    I think there’s something interesting going on here. Because the left have always been strong online, look at the likes of communities like No2ID etc. But the thing with Twitter is that, right now, journos and other media types are utterly enamored with it. Had this same thing happened exclusively on Facebook or Myspace, then one or two news outlets might have picked it up as in interesting curio.

    But with Twitter, it’s so beloved by the media types that an outraged reaction there is given a disproportionate amount of significance. It’s brilliant, but I fear it won’t last once the Twitter fad passes and the next big social networking tool is less conducive to this sort of thing.

  • John Walker

    I think it’s really important not to view this as a left/right thing. Never mind that I’m no longer sure those terms have meaning, but I’d suggest most Conservatives were outraged by Moir’s column. To be right-wing is not to be homophobic. That’s a preposterous position. Ask the vast numbers of gay Tories, for a start.
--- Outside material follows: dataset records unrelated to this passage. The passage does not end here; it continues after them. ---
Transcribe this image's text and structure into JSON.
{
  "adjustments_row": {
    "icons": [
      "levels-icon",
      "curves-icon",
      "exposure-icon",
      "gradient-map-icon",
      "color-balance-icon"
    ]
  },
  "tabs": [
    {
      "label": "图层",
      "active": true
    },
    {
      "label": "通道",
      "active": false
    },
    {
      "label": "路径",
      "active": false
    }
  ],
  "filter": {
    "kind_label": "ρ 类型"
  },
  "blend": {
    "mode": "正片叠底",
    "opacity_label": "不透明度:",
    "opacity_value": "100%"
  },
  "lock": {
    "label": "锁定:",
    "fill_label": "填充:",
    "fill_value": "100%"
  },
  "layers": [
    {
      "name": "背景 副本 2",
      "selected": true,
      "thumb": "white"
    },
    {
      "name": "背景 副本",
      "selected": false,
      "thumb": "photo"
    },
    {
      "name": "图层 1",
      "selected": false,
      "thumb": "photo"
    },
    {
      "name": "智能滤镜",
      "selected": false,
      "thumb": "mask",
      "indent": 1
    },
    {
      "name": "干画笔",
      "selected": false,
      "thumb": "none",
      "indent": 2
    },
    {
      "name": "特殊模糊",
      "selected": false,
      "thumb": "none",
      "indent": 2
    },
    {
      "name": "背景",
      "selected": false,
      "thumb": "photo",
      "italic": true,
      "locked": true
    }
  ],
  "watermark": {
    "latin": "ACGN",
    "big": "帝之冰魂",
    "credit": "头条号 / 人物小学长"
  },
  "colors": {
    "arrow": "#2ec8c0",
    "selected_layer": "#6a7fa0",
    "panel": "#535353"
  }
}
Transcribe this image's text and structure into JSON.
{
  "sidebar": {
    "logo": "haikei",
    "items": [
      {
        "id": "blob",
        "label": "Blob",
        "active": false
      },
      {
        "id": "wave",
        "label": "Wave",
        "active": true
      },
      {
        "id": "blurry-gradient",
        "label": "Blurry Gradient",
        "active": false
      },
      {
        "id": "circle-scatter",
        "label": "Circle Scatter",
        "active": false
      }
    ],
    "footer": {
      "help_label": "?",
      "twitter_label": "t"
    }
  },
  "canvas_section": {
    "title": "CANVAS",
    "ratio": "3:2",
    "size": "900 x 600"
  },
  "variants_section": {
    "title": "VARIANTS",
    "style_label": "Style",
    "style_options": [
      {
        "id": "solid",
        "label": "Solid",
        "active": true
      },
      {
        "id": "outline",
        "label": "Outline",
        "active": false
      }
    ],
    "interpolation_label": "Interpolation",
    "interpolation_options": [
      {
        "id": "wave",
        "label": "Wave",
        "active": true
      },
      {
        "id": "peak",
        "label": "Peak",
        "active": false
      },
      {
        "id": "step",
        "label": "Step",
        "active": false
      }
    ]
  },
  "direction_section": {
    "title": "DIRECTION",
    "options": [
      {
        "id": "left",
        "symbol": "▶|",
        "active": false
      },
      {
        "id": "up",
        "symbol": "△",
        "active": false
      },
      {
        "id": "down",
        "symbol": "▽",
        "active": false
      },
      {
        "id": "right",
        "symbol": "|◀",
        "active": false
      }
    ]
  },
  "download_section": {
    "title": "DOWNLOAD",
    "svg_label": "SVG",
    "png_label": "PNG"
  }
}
    It’s about a liberal/illiberal divide. What’s so interesting is watching the liberals adopt the tactics of the illiberals. That might not be a bad thing – as I say above, the illiberals get shit done. Crazy awful shit, but it gets done.
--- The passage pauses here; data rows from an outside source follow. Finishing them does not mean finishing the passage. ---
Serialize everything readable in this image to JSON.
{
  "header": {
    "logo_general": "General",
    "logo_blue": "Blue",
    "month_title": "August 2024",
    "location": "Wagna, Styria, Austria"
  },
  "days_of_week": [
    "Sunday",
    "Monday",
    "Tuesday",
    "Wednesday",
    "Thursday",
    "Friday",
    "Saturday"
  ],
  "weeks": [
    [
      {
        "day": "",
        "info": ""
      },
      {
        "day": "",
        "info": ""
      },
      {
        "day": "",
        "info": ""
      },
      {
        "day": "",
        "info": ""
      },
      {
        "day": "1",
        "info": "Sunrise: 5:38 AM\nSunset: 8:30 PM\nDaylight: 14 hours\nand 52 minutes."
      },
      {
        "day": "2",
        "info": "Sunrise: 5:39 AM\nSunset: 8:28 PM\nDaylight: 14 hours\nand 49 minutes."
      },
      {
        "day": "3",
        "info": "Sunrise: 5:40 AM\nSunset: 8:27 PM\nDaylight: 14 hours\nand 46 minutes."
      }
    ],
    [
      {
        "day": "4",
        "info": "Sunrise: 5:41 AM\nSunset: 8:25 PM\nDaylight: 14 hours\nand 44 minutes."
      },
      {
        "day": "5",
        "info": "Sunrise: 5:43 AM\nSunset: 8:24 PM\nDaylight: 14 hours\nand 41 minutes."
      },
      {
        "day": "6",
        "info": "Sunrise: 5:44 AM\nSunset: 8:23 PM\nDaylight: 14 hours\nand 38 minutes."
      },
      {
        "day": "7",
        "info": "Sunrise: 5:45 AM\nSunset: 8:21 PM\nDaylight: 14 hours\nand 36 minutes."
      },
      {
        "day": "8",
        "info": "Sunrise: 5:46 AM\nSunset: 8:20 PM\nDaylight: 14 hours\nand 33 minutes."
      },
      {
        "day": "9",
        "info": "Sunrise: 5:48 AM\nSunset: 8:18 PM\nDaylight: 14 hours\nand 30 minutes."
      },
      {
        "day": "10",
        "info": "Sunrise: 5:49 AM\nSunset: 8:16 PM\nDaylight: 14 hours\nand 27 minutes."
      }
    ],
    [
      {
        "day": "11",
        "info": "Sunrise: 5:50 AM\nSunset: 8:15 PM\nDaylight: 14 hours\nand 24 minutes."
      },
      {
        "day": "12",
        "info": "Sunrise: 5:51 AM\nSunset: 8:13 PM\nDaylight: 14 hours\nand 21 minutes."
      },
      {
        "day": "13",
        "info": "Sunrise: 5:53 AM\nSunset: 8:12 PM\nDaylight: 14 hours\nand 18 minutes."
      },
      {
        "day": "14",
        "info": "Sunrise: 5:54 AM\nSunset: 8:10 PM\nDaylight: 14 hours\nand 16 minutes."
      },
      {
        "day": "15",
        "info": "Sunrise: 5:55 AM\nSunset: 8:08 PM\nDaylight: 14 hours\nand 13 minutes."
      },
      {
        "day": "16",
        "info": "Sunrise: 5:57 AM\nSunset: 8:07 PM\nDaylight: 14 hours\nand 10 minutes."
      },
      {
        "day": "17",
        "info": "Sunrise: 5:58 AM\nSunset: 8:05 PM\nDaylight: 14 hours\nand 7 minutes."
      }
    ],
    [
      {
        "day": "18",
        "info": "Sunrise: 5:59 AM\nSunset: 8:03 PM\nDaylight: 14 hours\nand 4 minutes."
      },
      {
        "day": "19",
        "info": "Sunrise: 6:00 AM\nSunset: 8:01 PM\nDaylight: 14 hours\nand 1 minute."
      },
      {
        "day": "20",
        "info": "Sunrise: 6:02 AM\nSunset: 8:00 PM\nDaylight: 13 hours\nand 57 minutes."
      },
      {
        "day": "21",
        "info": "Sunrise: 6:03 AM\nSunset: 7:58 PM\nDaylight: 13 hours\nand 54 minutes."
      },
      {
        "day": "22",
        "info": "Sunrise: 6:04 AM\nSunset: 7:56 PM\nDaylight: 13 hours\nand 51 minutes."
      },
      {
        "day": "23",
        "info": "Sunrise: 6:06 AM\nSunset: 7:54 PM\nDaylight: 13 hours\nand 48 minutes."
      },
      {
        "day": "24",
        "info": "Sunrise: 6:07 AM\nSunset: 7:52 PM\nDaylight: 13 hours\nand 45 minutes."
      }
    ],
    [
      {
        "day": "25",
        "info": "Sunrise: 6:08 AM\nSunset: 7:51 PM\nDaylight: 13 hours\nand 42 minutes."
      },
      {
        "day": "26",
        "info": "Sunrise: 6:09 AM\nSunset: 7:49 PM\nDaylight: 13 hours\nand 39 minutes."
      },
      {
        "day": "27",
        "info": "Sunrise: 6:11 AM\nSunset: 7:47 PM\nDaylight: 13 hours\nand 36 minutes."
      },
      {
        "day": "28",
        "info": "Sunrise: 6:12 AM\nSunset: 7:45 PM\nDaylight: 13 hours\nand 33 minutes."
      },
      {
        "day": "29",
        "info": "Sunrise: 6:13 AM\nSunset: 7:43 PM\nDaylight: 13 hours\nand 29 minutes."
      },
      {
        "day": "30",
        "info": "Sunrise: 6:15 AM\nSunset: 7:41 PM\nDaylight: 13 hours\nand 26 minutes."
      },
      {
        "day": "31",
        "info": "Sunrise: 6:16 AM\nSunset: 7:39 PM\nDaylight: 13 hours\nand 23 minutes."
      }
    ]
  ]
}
    I’m just wanting this adoption to be noticed, and kept in check. Will there come a point where we start setting up binary polls demanding that people vote to agree that foreign people shouldn’t be rounded up and shot in the face?

    There’s a second half to this whole conversation about the anti-war marches a few years ago, and what a hideous, HIDEOUS mess that was, with people marching against a war under seas of anti-Semitic signs and banners. But that’s for another time.
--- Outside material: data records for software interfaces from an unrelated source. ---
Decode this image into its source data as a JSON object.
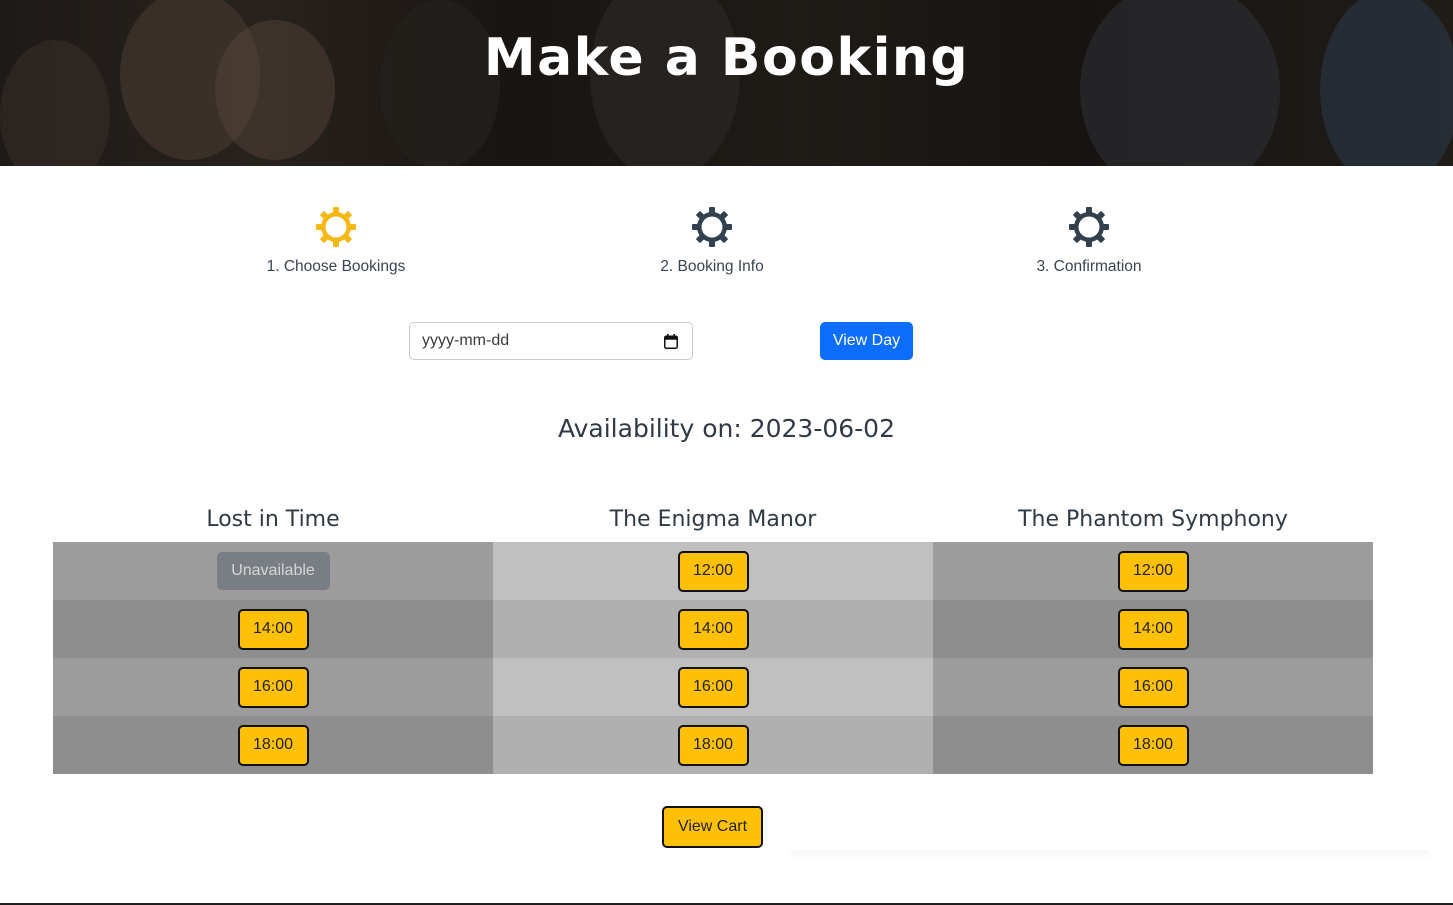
{
  "hero": {
    "title": "Make a Booking"
  },
  "steps": [
    {
      "label": "1. Choose Bookings",
      "icon": "gear-icon",
      "color": "#f5b815",
      "active": true
    },
    {
      "label": "2. Booking Info",
      "icon": "gear-icon",
      "color": "#33404d",
      "active": false
    },
    {
      "label": "3. Confirmation",
      "icon": "gear-icon",
      "color": "#33404d",
      "active": false
    }
  ],
  "date_picker": {
    "placeholder": "yyyy-mm-dd",
    "icon": "calendar-icon"
  },
  "view_day_label": "View Day",
  "availability_heading": "Availability on: 2023-06-02",
  "rooms": [
    {
      "name": "Lost in Time",
      "slots": [
        {
          "label": "Unavailable",
          "available": false
        },
        {
          "label": "14:00",
          "available": true
        },
        {
          "label": "16:00",
          "available": true
        },
        {
          "label": "18:00",
          "available": true
        }
      ]
    },
    {
      "name": "The Enigma Manor",
      "slots": [
        {
          "label": "12:00",
          "available": true
        },
        {
          "label": "14:00",
          "available": true
        },
        {
          "label": "16:00",
          "available": true
        },
        {
          "label": "18:00",
          "available": true
        }
      ]
    },
    {
      "name": "The Phantom Symphony",
      "slots": [
        {
          "label": "12:00",
          "available": true
        },
        {
          "label": "14:00",
          "available": true
        },
        {
          "label": "16:00",
          "available": true
        },
        {
          "label": "18:00",
          "available": true
        }
      ]
    }
  ],
  "view_cart_label": "View Cart",
  "colors": {
    "accent_yellow": "#ffc107",
    "primary_blue": "#0d6efd",
    "unavailable_gray": "#6c757d",
    "heading_text": "#2f3a46"
  }
}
  • TeeJay

    @Blissett “…the most potent political activism in this country right now is coming from the Left (the contrast with the US couldn’t be clearer). We could be just months away from a change of Government and the return of the right-wing to power after a long time in the wilderness…”

    ‘liberal’ doesn’t necessarily mean ‘left’ (in the typical tax-and-spend sense) and the impending replacement of Labour by Conservative isn’t necessarily a ‘shift to the right’: it’s the replacement of one ‘centre’ by another ‘centre’, mainly because people have got sick of the last lot, not due to any large political shift. Also the actual ‘swing’ could well simply amount to a couple of million voters not bothering to turn up and vote. A lot of topical issues don’t break down easily into ‘left-versus-right’.

  • Dean

    I guess I was using ‘left’ as short-hand for liberal… be interested to here your thoughts on the anti-war marches.

2 Trackbacks / Pingbacks for this entry

  • The Sunday Papers | Rock, Paper, Shotgun

    […] Moir’s Guardian column is well worth reading. Away from that though, our own John Walker is a little disturbed by the whole thing in a subtly different way. I’m still thinking about what I make of his position, to be honest. I’m not entirely […]

  • One Man and His Blog

    Twitter, News and Mob Journalism…

    The Trafigura story from last week has grown and grown, if only because of the follow-up, which I was too busy to blog about, in which Jan Moir’s piece in the Daily Mail was savaged across Twitter to remarkable effect…….